» **Exercise brief**: Send back every record word for word, with nothing missing.
━━━━━━━━━━━━━━━━━━━━
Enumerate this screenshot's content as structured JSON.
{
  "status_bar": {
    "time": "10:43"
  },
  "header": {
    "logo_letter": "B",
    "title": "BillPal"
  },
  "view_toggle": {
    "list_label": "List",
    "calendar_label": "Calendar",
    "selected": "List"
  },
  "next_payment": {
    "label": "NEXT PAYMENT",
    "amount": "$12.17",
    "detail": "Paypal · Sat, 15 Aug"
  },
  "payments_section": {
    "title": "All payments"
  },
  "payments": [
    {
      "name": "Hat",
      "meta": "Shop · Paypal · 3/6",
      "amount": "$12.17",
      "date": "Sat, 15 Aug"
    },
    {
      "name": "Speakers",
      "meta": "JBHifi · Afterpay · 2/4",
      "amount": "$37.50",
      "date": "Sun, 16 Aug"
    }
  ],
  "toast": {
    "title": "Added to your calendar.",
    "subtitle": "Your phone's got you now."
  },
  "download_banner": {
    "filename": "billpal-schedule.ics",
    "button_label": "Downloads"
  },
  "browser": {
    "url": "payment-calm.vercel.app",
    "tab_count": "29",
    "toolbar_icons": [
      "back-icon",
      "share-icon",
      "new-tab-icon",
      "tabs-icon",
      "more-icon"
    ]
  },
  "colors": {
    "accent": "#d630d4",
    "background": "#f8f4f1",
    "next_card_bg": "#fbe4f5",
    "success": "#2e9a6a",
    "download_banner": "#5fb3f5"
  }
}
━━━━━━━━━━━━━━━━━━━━
» **Answer section**:
Enumerate this screenshot's content as structured JSON.
{
  "status_bar": {
    "time": "10:43"
  },
  "header": {
    "logo_letter": "B",
    "title": "BillPal"
  },
  "view_toggle": {
    "list_label": "List",
    "calendar_label": "Calendar",
    "selected": "List"
  },
  "next_payment": {
    "label": "NEXT PAYMENT",
    "amount": "$12.17",
    "detail": "Paypal · Sat, 15 Aug"
  },
  "payments_section": {
    "title": "All payments"
  },
  "payments": [
    {
      "name": "Hat",
      "meta": "Shop · Paypal · 3/6",
      "amount": "$12.17",
      "date": "Sat, 15 Aug"
    },
    {
      "name": "Speakers",
      "meta": "JBHifi · Afterpay · 2/4",
      "amount": "$37.50",
      "date": "Sun, 16 Aug"
    }
  ],
  "toast": {
    "title": "Added to your calendar.",
    "subtitle": "Your phone's got you now."
  },
  "download_banner": {
    "filename": "billpal-schedule.ics",
    "button_label": "Downloads"
  },
  "browser": {
    "url": "payment-calm.vercel.app",
    "tab_count": "29",
    "toolbar_icons": [
      "back-icon",
      "share-icon",
      "new-tab-icon",
      "tabs-icon",
      "more-icon"
    ]
  },
  "colors": {
    "accent": "#d630d4",
    "background": "#f8f4f1",
    "next_card_bg": "#fbe4f5",
    "success": "#2e9a6a",
    "download_banner": "#5fb3f5"
  }
}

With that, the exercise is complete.